**Exercise prompt**: Your result should be every line of the records below that contains the word "auto".

(Data excerpts)

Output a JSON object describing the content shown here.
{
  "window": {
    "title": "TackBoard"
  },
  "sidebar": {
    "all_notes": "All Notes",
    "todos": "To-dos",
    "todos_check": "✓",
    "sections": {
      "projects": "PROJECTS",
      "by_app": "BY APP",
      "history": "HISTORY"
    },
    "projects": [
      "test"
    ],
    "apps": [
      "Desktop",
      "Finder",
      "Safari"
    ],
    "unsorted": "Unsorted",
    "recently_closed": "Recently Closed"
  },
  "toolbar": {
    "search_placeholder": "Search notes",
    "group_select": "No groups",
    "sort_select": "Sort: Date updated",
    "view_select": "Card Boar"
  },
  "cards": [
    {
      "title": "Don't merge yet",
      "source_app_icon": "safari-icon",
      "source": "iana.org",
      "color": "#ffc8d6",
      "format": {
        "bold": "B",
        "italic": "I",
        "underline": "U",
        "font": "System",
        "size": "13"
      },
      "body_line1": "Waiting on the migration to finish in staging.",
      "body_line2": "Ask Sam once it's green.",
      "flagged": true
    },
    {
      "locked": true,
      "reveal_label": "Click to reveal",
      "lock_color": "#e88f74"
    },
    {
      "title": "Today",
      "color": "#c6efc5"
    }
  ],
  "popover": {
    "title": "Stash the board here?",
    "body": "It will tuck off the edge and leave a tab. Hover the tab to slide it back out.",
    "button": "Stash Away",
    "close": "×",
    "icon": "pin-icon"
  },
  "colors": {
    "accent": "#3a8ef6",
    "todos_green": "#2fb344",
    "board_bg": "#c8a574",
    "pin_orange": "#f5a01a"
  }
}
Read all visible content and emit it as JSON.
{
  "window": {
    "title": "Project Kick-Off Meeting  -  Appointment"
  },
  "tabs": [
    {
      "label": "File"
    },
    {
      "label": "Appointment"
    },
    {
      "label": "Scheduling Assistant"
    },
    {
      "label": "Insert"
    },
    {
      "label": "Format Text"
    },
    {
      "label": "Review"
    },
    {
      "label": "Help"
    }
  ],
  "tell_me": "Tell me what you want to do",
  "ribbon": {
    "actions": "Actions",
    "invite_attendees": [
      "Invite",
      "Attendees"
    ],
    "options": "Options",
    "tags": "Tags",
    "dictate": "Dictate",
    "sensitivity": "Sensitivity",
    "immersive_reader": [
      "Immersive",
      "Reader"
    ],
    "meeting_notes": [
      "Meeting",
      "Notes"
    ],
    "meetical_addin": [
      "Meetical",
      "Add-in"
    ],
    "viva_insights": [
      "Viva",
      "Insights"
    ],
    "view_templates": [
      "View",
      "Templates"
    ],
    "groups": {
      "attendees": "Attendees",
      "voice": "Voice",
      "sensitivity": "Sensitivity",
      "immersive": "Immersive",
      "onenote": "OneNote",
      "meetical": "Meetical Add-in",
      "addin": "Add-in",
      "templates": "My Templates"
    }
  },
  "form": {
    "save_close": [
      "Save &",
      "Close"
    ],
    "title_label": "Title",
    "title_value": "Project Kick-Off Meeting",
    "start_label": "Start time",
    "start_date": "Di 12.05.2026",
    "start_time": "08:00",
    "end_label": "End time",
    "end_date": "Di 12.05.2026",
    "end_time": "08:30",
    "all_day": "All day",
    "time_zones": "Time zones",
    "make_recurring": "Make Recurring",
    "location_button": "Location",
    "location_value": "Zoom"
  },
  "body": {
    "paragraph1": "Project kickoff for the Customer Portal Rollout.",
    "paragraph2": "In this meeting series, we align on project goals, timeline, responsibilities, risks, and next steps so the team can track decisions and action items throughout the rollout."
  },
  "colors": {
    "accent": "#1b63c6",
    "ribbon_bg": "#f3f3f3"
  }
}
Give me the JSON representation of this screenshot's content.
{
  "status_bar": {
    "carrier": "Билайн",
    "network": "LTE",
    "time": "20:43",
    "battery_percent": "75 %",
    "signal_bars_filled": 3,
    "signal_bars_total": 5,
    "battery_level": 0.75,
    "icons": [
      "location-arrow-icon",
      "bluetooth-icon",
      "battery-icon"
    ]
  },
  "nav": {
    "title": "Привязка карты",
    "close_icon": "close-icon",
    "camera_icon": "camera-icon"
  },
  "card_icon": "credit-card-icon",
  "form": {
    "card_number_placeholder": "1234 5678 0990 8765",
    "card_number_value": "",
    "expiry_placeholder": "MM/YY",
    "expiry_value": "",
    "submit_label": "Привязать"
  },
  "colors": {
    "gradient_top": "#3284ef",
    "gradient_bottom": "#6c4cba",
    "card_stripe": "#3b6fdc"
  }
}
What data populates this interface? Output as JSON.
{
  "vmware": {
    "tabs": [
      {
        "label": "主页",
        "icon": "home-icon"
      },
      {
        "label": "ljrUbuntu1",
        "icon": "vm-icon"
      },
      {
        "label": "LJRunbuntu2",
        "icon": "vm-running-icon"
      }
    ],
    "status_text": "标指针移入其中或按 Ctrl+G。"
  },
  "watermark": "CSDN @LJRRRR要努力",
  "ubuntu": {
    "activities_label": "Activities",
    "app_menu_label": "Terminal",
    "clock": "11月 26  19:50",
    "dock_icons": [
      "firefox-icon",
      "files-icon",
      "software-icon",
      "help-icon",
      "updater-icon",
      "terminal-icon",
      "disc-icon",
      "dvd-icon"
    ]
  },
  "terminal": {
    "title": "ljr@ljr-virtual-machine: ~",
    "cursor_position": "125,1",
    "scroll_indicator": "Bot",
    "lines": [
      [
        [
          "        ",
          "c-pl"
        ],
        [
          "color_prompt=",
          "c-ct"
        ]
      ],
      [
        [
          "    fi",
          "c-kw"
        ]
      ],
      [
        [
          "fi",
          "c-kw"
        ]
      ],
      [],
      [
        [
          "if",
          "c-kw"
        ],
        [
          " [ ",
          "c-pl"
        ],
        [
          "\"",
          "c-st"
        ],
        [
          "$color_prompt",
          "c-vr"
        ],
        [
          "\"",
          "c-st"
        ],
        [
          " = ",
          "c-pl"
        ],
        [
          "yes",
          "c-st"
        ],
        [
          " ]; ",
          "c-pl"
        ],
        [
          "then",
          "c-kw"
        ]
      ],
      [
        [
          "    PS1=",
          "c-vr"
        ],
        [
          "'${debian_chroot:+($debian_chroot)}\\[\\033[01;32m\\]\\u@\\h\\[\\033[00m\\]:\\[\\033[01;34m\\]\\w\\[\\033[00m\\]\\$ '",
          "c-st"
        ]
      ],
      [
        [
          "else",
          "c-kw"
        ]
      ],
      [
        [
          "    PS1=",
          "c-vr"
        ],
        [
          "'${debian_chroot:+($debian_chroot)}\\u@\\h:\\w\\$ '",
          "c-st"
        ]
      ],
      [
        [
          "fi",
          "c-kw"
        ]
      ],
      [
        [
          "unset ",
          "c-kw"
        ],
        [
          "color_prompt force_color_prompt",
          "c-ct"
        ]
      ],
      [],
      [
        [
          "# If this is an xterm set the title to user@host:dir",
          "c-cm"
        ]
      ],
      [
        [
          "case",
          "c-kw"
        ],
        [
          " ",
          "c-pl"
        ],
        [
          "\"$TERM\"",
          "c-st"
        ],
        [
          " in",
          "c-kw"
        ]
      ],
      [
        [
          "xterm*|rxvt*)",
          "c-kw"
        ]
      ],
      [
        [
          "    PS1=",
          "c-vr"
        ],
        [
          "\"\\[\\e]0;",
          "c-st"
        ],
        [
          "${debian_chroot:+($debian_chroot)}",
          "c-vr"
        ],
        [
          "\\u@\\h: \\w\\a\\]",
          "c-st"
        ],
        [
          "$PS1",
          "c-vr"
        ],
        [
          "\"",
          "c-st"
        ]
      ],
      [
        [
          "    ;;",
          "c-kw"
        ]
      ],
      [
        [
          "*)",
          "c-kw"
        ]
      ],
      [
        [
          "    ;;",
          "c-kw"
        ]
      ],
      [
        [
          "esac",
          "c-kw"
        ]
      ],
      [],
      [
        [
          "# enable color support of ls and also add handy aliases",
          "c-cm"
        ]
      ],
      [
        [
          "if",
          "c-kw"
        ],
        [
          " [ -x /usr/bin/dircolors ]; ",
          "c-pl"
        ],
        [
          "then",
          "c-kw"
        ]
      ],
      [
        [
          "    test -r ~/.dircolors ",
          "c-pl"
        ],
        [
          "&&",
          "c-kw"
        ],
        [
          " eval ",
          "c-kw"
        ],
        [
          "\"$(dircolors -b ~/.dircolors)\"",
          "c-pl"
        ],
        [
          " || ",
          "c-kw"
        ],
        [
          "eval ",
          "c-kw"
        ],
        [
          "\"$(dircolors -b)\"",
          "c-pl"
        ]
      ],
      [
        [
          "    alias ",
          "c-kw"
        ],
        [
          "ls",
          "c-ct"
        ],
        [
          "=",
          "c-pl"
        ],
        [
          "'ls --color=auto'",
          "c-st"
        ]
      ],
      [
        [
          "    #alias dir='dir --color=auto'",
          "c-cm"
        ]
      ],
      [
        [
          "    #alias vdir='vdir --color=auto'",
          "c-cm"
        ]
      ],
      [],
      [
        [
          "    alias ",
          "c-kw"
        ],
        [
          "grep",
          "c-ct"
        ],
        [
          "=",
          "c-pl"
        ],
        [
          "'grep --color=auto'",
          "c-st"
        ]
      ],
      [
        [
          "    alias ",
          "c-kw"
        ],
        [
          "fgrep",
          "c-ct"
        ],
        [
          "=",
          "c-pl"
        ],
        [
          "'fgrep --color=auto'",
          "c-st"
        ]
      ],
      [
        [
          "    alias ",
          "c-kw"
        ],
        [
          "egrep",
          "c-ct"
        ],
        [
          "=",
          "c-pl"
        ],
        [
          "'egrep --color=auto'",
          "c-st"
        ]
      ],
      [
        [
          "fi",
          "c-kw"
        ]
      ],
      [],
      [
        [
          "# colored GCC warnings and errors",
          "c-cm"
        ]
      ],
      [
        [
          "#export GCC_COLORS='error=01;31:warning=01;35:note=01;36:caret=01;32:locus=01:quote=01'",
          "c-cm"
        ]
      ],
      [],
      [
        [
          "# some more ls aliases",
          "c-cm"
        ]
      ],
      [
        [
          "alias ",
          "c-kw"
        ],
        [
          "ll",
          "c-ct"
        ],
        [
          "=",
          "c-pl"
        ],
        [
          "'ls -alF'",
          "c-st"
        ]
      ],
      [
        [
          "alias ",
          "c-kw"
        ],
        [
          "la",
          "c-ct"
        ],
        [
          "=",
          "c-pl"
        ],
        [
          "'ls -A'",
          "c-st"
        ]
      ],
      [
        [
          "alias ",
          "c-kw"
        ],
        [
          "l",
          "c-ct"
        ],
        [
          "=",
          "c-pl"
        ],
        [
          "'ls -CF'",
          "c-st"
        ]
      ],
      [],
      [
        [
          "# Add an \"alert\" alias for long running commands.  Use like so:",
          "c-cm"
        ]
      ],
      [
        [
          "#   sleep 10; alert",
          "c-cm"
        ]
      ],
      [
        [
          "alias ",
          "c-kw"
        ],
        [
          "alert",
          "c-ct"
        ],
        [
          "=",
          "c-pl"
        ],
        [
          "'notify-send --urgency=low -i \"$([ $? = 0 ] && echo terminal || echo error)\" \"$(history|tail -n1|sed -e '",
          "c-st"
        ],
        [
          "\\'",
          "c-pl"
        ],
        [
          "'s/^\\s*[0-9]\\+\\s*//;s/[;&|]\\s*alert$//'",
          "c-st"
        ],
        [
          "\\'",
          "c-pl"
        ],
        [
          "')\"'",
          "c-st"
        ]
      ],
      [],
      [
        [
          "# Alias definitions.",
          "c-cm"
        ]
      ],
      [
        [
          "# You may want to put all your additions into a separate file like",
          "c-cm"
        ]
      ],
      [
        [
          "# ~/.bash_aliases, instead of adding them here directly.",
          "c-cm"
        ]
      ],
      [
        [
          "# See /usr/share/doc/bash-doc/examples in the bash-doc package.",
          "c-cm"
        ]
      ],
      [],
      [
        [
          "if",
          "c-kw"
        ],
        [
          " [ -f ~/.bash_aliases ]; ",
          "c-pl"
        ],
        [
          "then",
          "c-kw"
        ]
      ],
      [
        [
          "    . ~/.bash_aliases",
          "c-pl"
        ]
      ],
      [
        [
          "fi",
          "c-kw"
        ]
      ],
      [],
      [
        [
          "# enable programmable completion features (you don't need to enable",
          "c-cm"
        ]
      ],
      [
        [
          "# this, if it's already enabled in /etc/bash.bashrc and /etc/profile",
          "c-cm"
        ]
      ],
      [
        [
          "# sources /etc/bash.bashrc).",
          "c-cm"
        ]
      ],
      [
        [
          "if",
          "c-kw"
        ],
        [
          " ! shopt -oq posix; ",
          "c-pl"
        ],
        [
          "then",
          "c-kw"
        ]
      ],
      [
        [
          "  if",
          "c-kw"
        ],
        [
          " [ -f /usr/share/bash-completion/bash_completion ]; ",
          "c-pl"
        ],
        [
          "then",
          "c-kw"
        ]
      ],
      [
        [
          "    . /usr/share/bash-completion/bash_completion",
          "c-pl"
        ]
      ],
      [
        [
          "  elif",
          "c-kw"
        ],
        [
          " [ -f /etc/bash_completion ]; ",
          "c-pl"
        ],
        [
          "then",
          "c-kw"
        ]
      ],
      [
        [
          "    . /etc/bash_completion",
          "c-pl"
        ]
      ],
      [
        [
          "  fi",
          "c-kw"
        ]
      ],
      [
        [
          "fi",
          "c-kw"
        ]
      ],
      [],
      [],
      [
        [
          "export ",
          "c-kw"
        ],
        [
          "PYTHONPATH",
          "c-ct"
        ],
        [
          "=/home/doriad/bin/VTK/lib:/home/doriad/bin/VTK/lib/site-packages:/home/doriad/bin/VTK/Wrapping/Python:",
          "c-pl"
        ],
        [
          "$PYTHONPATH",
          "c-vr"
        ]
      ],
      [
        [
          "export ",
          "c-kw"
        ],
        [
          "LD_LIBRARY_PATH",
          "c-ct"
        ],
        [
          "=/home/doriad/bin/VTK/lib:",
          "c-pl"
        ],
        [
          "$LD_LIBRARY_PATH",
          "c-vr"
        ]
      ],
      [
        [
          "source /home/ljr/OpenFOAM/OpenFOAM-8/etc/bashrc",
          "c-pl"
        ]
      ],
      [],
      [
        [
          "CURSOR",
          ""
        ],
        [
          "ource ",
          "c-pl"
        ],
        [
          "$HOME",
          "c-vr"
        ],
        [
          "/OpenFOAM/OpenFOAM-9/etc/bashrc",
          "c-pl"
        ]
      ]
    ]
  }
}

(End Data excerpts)

**Answer to the exercise**:
          "'ls --color=auto'",
          "    #alias dir='dir --color=auto'",
          "    #alias vdir='vdir --color=auto'",
          "'grep --color=auto'",
          "'fgrep --color=auto'",
          "'egrep --color=auto'",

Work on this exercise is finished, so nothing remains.